» YOUR TASK
Search the listing below for the string "Updated" and show each line that contains it.

» DATA LISTING
※

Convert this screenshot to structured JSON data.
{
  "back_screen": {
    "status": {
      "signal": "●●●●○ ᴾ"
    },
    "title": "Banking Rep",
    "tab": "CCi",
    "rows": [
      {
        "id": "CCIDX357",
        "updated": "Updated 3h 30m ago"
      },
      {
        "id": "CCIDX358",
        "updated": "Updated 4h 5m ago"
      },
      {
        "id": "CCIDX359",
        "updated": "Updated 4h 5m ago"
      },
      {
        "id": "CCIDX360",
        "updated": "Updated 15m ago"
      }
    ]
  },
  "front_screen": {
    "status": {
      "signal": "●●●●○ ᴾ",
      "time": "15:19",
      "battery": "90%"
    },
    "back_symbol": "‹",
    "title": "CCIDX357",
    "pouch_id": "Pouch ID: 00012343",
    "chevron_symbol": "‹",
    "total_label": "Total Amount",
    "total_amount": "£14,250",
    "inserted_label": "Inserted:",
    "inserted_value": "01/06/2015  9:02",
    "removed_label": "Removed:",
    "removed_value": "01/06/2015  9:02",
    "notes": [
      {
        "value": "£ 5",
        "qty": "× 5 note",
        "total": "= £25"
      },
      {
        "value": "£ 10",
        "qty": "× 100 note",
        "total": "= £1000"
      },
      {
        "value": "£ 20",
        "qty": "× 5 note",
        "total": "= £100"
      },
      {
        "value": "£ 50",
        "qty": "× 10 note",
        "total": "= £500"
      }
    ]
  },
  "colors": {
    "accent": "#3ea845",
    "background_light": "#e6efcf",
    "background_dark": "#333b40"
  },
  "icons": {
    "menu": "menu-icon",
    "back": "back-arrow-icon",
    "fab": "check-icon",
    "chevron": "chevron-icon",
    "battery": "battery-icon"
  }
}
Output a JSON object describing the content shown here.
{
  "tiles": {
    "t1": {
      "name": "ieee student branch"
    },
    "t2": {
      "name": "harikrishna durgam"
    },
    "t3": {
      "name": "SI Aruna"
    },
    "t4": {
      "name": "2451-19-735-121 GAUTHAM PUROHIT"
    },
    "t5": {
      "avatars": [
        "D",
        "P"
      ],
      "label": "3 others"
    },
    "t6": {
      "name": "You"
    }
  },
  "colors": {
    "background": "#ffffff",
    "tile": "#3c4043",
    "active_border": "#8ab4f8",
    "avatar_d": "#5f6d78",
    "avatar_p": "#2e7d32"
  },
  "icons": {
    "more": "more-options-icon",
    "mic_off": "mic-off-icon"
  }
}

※

» RESPONSE TO THE EXERCISE
        "updated": "Updated 3h 30m ago"
        "updated": "Updated 4h 5m ago"
        "updated": "Updated 4h 5m ago"
        "updated": "Updated 15m ago"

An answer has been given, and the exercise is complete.